- [GOAL OF THE EXERCISE] Determine how many lines of the data below contain "Department", then give only that number.
SUPPLIED DATA section start
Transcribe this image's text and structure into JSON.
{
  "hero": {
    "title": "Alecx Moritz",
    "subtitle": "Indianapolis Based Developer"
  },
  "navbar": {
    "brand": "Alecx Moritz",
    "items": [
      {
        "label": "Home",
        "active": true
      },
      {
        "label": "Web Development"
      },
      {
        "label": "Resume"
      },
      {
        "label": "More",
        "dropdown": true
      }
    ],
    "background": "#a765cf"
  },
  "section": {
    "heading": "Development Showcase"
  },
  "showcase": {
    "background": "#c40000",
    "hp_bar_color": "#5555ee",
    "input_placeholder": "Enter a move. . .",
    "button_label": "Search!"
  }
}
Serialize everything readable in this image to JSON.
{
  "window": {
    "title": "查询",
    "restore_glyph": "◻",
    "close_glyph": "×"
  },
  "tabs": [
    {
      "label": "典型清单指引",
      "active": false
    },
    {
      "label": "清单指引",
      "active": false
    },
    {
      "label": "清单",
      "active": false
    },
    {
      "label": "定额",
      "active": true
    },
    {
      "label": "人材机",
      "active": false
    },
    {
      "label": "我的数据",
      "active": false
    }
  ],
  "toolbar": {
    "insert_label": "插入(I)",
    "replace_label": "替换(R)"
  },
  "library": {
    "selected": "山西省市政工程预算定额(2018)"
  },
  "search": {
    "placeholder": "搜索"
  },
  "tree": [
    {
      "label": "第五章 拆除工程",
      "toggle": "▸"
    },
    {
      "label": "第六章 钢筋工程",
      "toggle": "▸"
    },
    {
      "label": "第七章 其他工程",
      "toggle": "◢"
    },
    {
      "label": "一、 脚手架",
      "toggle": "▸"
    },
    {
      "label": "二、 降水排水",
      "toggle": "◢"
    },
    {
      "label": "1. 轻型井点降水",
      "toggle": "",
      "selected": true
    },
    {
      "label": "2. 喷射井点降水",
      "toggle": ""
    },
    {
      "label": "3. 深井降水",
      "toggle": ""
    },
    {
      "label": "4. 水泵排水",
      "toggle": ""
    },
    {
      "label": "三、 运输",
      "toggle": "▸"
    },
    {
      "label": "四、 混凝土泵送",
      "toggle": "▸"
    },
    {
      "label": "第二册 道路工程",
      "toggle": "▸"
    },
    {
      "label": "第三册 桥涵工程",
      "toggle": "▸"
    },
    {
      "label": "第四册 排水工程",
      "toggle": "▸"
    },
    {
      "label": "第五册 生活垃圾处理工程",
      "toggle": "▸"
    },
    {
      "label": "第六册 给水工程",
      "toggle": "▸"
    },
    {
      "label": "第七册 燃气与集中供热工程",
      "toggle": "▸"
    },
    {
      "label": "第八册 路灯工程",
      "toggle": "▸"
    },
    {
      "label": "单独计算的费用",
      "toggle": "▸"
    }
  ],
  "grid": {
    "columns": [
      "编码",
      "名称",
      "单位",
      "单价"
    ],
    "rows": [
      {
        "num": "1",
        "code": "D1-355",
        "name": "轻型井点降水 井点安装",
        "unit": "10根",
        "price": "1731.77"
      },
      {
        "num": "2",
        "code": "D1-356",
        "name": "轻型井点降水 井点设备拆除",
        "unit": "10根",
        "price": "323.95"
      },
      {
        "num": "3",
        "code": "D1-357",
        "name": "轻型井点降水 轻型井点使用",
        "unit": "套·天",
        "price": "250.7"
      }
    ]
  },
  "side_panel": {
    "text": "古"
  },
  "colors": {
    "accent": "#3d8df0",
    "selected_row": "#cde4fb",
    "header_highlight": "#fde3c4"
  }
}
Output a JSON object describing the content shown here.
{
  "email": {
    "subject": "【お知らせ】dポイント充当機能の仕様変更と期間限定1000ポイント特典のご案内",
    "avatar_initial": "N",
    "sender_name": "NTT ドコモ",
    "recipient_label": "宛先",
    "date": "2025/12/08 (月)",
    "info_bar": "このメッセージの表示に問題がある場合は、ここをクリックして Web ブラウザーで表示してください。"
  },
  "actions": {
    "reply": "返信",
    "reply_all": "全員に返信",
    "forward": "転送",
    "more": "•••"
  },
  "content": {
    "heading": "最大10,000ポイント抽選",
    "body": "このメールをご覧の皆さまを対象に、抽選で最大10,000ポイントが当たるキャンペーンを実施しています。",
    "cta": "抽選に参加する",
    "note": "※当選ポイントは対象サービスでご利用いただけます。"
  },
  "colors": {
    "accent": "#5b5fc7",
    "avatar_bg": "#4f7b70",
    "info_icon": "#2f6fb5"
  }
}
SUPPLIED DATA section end
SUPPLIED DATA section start
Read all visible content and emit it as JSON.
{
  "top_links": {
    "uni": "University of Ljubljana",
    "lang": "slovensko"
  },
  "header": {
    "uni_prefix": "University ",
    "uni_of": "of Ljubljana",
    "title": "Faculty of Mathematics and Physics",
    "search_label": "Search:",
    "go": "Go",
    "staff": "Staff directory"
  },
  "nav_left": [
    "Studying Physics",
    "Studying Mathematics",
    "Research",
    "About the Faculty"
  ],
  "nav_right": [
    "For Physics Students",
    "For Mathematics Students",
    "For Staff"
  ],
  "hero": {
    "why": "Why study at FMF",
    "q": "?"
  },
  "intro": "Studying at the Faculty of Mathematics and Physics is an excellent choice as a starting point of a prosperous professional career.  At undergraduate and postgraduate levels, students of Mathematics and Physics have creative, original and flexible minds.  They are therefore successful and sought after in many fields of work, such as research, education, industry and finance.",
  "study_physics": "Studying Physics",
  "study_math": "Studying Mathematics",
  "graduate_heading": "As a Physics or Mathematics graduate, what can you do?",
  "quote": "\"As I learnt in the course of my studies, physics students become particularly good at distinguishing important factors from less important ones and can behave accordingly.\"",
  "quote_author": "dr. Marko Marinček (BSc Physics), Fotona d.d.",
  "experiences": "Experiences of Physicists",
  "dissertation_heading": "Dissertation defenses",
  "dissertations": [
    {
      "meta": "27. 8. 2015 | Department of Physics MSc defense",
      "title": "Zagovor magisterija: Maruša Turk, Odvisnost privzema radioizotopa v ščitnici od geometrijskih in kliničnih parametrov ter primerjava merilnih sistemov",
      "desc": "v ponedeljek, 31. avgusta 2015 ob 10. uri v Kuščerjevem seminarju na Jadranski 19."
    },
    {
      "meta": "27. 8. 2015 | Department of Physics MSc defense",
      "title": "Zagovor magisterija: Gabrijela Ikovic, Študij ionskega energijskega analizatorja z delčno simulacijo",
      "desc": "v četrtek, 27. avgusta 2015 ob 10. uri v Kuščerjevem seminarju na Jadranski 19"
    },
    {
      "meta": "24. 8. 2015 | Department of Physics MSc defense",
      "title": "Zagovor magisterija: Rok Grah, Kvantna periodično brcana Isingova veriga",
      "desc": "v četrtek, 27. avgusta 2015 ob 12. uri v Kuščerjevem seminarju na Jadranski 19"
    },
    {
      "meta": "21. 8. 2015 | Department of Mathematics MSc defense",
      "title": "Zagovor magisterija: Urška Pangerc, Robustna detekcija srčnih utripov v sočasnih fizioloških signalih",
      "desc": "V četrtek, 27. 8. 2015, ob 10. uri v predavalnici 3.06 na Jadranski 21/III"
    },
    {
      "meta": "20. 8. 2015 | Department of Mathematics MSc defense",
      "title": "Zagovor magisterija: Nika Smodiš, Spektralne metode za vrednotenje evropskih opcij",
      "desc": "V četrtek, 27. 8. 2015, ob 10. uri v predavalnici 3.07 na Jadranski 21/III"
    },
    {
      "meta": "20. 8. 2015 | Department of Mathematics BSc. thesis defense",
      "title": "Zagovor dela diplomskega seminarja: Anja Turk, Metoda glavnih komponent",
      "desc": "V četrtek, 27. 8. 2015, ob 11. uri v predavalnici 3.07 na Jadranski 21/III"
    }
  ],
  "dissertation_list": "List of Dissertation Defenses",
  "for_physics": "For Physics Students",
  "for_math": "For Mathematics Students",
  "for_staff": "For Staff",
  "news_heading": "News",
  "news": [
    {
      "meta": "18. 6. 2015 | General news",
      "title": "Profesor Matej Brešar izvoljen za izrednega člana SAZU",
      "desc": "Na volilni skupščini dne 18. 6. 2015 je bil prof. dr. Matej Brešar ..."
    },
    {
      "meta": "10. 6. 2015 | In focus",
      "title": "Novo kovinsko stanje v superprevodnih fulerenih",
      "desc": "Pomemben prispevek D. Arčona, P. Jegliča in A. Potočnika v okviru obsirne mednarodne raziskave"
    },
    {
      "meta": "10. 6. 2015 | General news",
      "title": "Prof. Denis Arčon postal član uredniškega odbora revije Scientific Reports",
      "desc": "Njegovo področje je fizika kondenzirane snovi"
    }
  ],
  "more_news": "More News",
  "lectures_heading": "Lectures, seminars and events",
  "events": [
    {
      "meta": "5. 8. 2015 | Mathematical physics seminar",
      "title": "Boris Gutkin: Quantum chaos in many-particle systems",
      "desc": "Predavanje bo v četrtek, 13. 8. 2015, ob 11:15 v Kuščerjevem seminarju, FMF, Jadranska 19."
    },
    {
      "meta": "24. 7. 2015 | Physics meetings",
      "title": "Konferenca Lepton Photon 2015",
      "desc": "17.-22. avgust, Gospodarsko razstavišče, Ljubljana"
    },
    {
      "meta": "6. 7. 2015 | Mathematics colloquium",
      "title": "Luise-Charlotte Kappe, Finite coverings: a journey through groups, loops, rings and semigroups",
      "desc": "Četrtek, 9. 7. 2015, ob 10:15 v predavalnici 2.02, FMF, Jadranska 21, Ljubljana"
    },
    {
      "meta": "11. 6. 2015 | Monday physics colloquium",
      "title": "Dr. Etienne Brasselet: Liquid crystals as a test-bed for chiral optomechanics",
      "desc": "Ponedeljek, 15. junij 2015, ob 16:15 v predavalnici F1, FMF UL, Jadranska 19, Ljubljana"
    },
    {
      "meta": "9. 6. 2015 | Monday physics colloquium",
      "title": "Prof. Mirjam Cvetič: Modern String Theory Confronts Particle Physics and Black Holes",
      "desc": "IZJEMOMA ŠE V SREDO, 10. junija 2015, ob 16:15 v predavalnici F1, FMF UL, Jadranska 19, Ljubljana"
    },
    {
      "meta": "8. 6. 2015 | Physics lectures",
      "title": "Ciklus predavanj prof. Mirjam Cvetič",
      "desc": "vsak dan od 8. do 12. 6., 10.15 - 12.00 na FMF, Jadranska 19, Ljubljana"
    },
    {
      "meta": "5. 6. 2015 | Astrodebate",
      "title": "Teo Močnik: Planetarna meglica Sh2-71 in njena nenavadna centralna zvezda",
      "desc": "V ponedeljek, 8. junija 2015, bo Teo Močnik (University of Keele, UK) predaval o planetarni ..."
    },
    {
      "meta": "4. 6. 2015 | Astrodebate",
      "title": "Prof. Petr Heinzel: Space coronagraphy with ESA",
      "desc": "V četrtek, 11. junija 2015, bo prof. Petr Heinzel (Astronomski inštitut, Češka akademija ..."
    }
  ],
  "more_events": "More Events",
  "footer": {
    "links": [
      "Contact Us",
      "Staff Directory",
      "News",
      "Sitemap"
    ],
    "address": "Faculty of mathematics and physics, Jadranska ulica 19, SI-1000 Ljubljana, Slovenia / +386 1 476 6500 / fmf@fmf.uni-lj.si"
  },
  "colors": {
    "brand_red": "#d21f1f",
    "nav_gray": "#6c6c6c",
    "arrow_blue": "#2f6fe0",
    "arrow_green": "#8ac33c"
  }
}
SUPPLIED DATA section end
- [RESPONSE BOX] 6